by Ronald Epstein
Although there are people from the north and people from the south, there is ultimately no north or south in the Buddha nature. The body of the barbarian and that of the High Master are not the same, but what distinction is there in the Buddha nature?
Sixth Patriarch Hui Neng
We live in a time of increasing awareness of the unsatisfactoriness of global mass culture. Although the world has shrunk to become a global village, its culture has embraced the lowest common denominator: the reinforcement of short term sense-gratifications among the masses as the engine of a greed based world-economy. Since there is nothing within that schema to provide a sense of meaning and dignity for people's lives, there has been a widespread movement to reexamine ethnic origins to see whether satisfying meaning can be found there.
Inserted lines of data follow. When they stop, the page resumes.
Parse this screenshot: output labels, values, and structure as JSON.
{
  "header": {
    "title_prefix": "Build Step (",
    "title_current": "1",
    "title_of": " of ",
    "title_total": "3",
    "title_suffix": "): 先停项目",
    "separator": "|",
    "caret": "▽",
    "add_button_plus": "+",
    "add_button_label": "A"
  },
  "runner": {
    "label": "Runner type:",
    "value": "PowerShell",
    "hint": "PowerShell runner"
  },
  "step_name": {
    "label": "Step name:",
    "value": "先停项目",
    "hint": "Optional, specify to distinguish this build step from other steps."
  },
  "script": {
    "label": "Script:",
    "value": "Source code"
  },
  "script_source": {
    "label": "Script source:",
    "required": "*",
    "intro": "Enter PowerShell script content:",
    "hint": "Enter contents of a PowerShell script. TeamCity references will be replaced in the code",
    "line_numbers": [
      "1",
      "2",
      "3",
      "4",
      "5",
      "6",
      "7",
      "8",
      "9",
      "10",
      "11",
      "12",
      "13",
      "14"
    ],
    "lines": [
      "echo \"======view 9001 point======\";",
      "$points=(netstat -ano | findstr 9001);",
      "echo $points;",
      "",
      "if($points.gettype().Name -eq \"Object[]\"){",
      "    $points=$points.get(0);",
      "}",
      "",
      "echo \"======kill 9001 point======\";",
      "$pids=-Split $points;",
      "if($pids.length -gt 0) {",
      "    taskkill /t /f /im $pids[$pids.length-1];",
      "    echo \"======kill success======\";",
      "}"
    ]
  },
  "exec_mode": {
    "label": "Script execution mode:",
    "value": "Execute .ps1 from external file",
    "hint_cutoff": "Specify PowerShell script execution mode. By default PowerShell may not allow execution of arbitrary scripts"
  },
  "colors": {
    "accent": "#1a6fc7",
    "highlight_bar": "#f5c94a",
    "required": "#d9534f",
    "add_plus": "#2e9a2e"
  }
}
Certainly in most cultures there is worthwhile traditional wisdom that can be dusted off and retrofitted for use in the modern world. Unfortunately ethnicity can also embrace the quest for negative identity that establishes itself through the age-old paradigms of racial and ethnic superiority: "We are the chosen, the superior ones, and all other ethnic and national groups are simply barbarians."
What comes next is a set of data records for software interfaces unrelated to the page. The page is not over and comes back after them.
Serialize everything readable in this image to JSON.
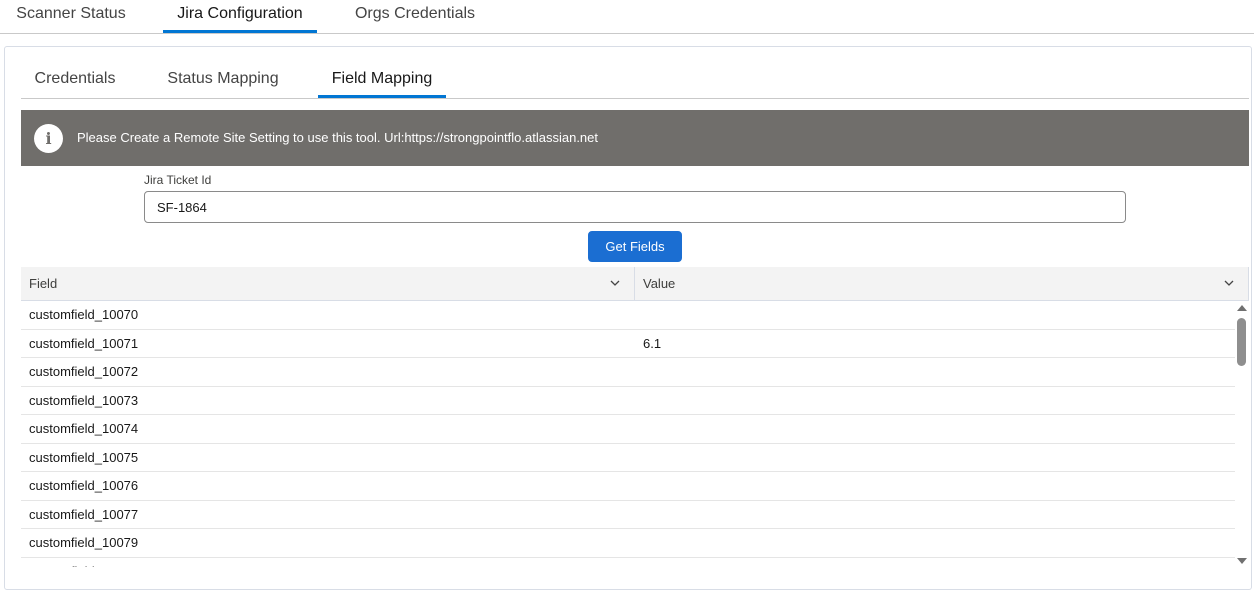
{
  "top_tabs": [
    {
      "label": "Scanner Status"
    },
    {
      "label": "Jira Configuration"
    },
    {
      "label": "Orgs Credentials"
    }
  ],
  "top_tabs_active": "Jira Configuration",
  "sub_tabs": [
    {
      "label": "Credentials"
    },
    {
      "label": "Status Mapping"
    },
    {
      "label": "Field Mapping"
    }
  ],
  "sub_tabs_active": "Field Mapping",
  "alert": {
    "icon": "info-icon",
    "message": "Please Create a Remote Site Setting to use this tool. Url:https://strongpointflo.atlassian.net"
  },
  "form": {
    "ticket_label": "Jira Ticket Id",
    "ticket_value": "SF-1864",
    "button_label": "Get Fields"
  },
  "table": {
    "columns": [
      "Field",
      "Value"
    ],
    "rows": [
      {
        "field": "customfield_10070",
        "value": ""
      },
      {
        "field": "customfield_10071",
        "value": "6.1"
      },
      {
        "field": "customfield_10072",
        "value": ""
      },
      {
        "field": "customfield_10073",
        "value": ""
      },
      {
        "field": "customfield_10074",
        "value": ""
      },
      {
        "field": "customfield_10075",
        "value": ""
      },
      {
        "field": "customfield_10076",
        "value": ""
      },
      {
        "field": "customfield_10077",
        "value": ""
      },
      {
        "field": "customfield_10079",
        "value": ""
      },
      {
        "field": "customfield_",
        "value": ""
      }
    ]
  },
  "colors": {
    "accent": "#0176d3",
    "button": "#1b6ed2",
    "alert_bg": "#706e6b"
  }
}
This important modern trend has not only influenced the secular world but has also become an important factor in modern Buddhism. All too often in the contemporary Buddhist world the main function of many Buddhist organizations has become the satisfaction of the yearnings for ethnic identity of their members. For many of these groups, the quest for psychological comfort in their particular ethnic variation on modern society leads to the phenomenon of "throwing out the baby with the bathwater," so their Buddhism becomes all ethnicity with little or no real Buddhadharma. And so we have a proliferation of ethnic Buddhisms identified primarily by their ethnic or national tags.
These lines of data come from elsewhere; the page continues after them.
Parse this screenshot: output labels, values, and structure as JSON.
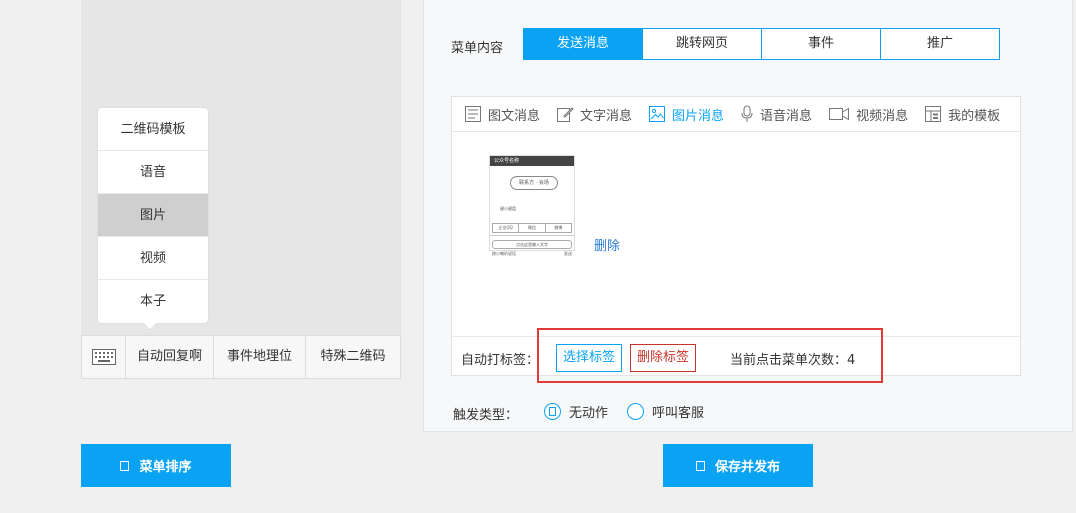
{
  "preview": {
    "submenu_items": [
      {
        "label": "二维码模板",
        "active": false
      },
      {
        "label": "语音",
        "active": false
      },
      {
        "label": "图片",
        "active": true
      },
      {
        "label": "视频",
        "active": false
      },
      {
        "label": "本子",
        "active": false
      }
    ],
    "menu_bar": {
      "keyboard_icon": "keyboard-icon",
      "items": [
        "自动回复啊",
        "事件地理位",
        "特殊二维码"
      ]
    }
  },
  "buttons": {
    "sort_menu": "菜单排序",
    "save_publish": "保存并发布"
  },
  "menu_content": {
    "label": "菜单内容",
    "tabs": [
      {
        "label": "发送消息",
        "active": true
      },
      {
        "label": "跳转网页",
        "active": false
      },
      {
        "label": "事件",
        "active": false
      },
      {
        "label": "推广",
        "active": false
      }
    ]
  },
  "editor": {
    "tools": [
      {
        "label": "图文消息",
        "icon": "article-icon",
        "active": false
      },
      {
        "label": "文字消息",
        "icon": "pencil-icon",
        "active": false
      },
      {
        "label": "图片消息",
        "icon": "image-icon",
        "active": true
      },
      {
        "label": "语音消息",
        "icon": "microphone-icon",
        "active": false
      },
      {
        "label": "视频消息",
        "icon": "video-icon",
        "active": false
      },
      {
        "label": "我的模板",
        "icon": "template-icon",
        "active": false
      }
    ],
    "delete_link": "删除",
    "thumbnail": {
      "header": "公众号名称",
      "bubble": "联系方 · 会场",
      "keyboard_note": "键小键盘",
      "bar_items": [
        "企业QQ",
        "微信",
        "微博"
      ],
      "input_text": "点击这里输入文字",
      "foot_left": "按小喇叭说话",
      "foot_right": "发送"
    }
  },
  "auto_tag": {
    "label": "自动打标签：",
    "select_button": "选择标签",
    "delete_button": "删除标签",
    "click_count_text": "当前点击菜单次数：4"
  },
  "trigger": {
    "label": "触发类型：",
    "options": [
      "无动作",
      "呼叫客服"
    ]
  },
  "colors": {
    "accent": "#0aa3f4",
    "danger": "#c8342c",
    "highlight_box": "#e03a3a"
  }
}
In recent years scholars of the post-modern movement have reaffirmed the idea of so-called ethnic Buddhism and categorically denied that there can be any reality to a Buddhadharma that claims to transcend particular social-historical circumstances, that is based upon transmission of Mind, or Truth or Dharma from generation to generation, from nation to nation, from culture to culture. In other words, these scholars teach about a plurality of Buddhisms--devoid of any underlying or unitive thread--that include a heterogeneous mix of practices and understandings, that shift and flow, transforming and adapting themselves to specific times, places and customs. The "Buddhism" that they have in common is nothing more than a convenient label.
There are two challenges here. First, while affirming the importance of our affinities with persons and cultures within the Dharma, we need to guard against falling into one-sided views based on the arrogance of ethnic considerations. Second, we need to try to reaffirm constantly in our own lives the reality of the source of our practice and understanding, the Buddha-nature. Different ethnic groups do not have different ethnic Buddha-natures. We all have the same Buddha-nature and it is the only ultimate refuge of meaning and satisfaction in our lives. Finally we should remind ourselves that it is those one-sided views--limited ethnic visions and identifications taken to be Buddhadharma--that estranges us from the true Buddha-nature source within.
The name of the Dharma Realm Buddhist Association can be a constant reminder to us that any group identification less than the group of the living beings of the Dharma Realm is mere limited one-sided attachment and not truly in the spirit of the Buddhadharma.
(Reprinted from Vajra Bodhi Sea)